1. Apr 30, 2013

### hitman_47

Hey Guys,

I am supposed to take Fluid Mechanics in Fall 2013. The course has lots of prerequisites and I have taken them all.

One of the prerequisites is Dynamics. In Dynamics I was taught how to analyze objects in motion using Newton's Second Law of motion, Work and Energy method and Impulse and Momentum. The course first started with Particle Dynamics then it moved onto Rigid Body Dynamics. The only difference is Rigid Body dynamics was we could no longer ignore the geometry of the object and thus had to extend the concepts in particle dynamics.

I am very good with Particle Dynamics but I have some weaknesses with Rigid Body Dynamics. In Rigid body dynamics, I was making conceptual mistakes and taking way too long to solve problems.

Now my questions are

1. Will my weakness in Rigid Body Dynamics prevent from mastering Fluid Mechanics?
2. What course (or topics) is crucial to understand before taking Fluid Mechanics?

2. May 1, 2013

### Autosug

If you can squeeze a thermodynamics course in it probably would be good. I had thermodynamics and Fluid mechanics at the same time and i wish Id had thermo prior to fluid. It made things harder.
Had dynamics prior to these courses.
:)

3. May 1, 2013

### Staff: Mentor

Fluid dynamics applies Newton's second law to differential elements of fluid, rather than to entire bodies. Each an every parcel of fluid is subjected to Newton's second law. So the dynamics part of your background should help. But, in fluid mechanics, you are also going to be dealing with materials that are deforming, and you are going to make the acquaintance of the stress tensor. Although not imperative, it might be useful to take a course in strength of materials (solid mechanics) which might help introduce you to the stress tensor.

4. May 1, 2013

Rule #1: F = ma

That's all dynamics really is, including fluid dynamics. The difference is that there is just a different constitutive equation for a fluid than for a rigid body, so the solutions are different.

5. Jun 19, 2013

### caldweab

I highly recommend taking thermodynamics and heat transfer first.

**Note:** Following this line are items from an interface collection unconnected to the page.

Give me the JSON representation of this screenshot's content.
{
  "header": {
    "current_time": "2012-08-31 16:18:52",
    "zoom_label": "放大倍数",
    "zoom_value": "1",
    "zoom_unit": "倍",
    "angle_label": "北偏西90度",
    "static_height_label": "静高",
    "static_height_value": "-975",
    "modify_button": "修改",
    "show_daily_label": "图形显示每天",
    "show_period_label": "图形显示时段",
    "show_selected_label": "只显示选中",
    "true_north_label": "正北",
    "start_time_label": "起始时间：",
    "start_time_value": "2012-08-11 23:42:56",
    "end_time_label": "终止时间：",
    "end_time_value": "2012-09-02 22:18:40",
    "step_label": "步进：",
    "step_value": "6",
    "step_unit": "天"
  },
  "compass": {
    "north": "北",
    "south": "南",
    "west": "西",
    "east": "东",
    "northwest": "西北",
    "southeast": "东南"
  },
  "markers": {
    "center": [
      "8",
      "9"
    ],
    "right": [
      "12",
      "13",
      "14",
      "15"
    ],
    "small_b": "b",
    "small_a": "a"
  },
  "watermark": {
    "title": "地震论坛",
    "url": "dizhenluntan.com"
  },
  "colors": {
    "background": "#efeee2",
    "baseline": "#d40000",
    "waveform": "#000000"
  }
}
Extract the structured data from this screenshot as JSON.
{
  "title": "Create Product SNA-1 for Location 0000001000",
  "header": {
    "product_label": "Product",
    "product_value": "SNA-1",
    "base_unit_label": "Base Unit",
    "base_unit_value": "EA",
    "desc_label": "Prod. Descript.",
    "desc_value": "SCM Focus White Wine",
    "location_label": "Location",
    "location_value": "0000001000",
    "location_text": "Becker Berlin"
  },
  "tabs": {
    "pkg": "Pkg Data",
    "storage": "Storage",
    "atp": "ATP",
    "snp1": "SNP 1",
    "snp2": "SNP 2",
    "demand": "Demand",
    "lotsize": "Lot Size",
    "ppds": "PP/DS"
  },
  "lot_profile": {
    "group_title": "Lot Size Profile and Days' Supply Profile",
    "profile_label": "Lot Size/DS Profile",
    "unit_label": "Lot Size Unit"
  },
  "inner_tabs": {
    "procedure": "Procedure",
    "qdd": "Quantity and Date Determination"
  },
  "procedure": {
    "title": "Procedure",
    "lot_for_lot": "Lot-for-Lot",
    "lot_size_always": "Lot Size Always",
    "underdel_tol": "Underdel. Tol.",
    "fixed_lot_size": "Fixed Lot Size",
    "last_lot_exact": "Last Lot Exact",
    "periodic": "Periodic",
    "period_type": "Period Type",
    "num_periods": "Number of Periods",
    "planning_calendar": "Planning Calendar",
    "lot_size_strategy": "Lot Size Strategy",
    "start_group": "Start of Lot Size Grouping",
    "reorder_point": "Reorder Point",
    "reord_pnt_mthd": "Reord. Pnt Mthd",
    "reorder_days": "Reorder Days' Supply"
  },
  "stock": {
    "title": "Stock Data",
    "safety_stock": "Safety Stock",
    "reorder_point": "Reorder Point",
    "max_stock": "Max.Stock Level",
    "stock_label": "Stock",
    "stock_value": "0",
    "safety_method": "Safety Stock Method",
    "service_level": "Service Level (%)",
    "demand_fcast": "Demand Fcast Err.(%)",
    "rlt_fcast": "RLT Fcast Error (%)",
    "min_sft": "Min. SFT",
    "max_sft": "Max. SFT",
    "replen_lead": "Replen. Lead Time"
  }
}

Heat transfer gradually moves into fluid dynamics when you get to convection and the boundary layers. On topic though, you'll be fine with your dynamics background.

6. Jun 25, 2013

### justin22

Whenever your dealing with fluid mechanics you will be dealing with energy balance equations, bernoilli's principle and equation, static analysis, and some simple fluid dynamic analysis. Introduction to Thermodynamics courses usually cover some fluid mechanics principles. Heat transfer courses would only be beneficial if you are taking a fluid dynamics course. I do not believe you are at a disadvantage with your weakness. Keep an open mind when learning a new topic. Fluid mechanics is an interesting field of study and can be implemented to a significant amount of real world engineering situations. Best of luck.

7. Jun 26, 2013

### Ritz_physics

The mechanics of fluids is different from that of rigid bodies, even though both are governed by Newton's laws. The approach to analyzing "flow" is different as well. So your weakness in rigid body dynamics will not affect this course at all.
However take this tip: Fluid Dynamics involves study of continuum, ie. simply speaking "continuous force fields". I guess this phrase might be a little intimidating at first, but this can be one the easiest subjects you ever learnt if you are good with calculus. So it is of utmost importance that you are atleast well-acquainted with multi-variable calculus. You will be using it quite often.